<<<<
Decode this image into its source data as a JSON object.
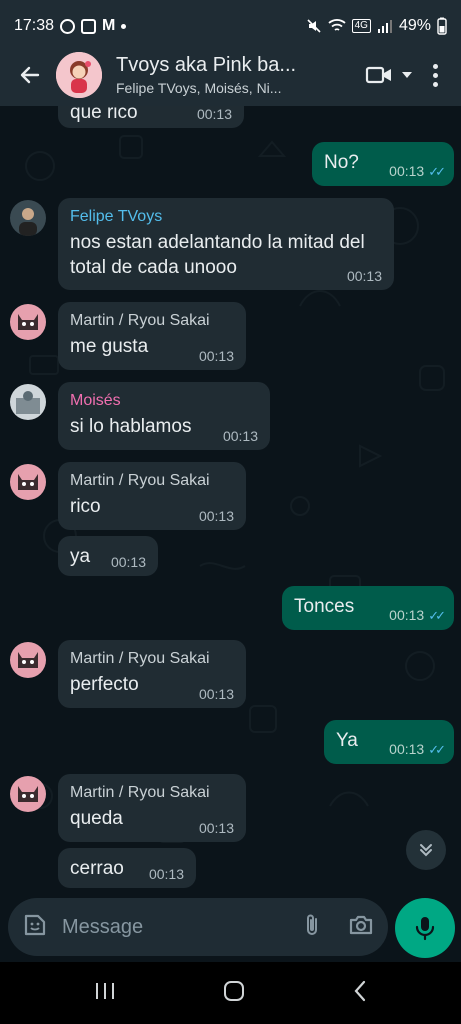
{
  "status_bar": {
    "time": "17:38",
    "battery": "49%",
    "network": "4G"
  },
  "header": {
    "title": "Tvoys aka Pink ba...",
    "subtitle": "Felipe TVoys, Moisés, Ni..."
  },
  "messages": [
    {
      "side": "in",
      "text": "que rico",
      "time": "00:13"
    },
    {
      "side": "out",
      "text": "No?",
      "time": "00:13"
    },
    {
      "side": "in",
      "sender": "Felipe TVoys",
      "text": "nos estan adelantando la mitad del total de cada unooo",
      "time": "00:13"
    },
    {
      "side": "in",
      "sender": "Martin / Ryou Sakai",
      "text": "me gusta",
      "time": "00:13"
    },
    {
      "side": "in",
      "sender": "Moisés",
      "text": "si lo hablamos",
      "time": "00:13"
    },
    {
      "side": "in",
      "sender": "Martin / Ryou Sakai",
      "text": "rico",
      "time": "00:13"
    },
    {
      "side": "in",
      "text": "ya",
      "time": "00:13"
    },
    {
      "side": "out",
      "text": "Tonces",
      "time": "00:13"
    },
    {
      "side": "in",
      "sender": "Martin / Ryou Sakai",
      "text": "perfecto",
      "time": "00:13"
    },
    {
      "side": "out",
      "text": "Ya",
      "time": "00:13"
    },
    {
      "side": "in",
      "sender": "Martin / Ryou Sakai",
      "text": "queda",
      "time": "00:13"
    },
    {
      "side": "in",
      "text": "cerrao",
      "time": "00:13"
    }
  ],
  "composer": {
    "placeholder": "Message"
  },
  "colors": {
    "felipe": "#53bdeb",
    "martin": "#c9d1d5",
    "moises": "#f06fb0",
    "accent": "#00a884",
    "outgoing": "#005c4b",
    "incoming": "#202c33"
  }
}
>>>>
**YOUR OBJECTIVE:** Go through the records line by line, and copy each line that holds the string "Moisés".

**RESULT OF THIS TASK:**
    "subtitle": "Felipe TVoys, Moisés, Ni..."
      "sender": "Moisés",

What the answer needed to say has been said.